Records from a data source:
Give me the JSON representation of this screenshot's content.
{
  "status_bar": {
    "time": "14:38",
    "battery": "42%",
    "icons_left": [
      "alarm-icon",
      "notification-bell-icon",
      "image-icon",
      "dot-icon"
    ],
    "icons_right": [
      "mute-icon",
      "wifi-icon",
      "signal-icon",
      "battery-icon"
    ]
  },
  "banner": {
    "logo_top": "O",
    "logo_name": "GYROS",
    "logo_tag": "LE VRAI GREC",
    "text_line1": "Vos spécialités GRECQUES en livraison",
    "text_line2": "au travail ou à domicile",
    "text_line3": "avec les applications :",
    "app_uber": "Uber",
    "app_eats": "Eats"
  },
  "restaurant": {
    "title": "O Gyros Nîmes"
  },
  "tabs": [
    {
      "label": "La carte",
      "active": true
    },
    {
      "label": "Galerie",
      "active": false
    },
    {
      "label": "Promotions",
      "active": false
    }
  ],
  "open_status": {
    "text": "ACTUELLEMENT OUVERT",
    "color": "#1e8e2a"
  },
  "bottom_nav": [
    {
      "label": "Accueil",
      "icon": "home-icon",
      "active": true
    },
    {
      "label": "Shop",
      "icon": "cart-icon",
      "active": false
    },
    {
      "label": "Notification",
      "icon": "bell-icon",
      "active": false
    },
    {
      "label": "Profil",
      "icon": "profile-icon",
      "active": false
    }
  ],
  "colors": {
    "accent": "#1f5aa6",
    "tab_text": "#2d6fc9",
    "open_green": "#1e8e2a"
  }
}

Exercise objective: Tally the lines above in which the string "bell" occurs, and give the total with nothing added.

Output below: 2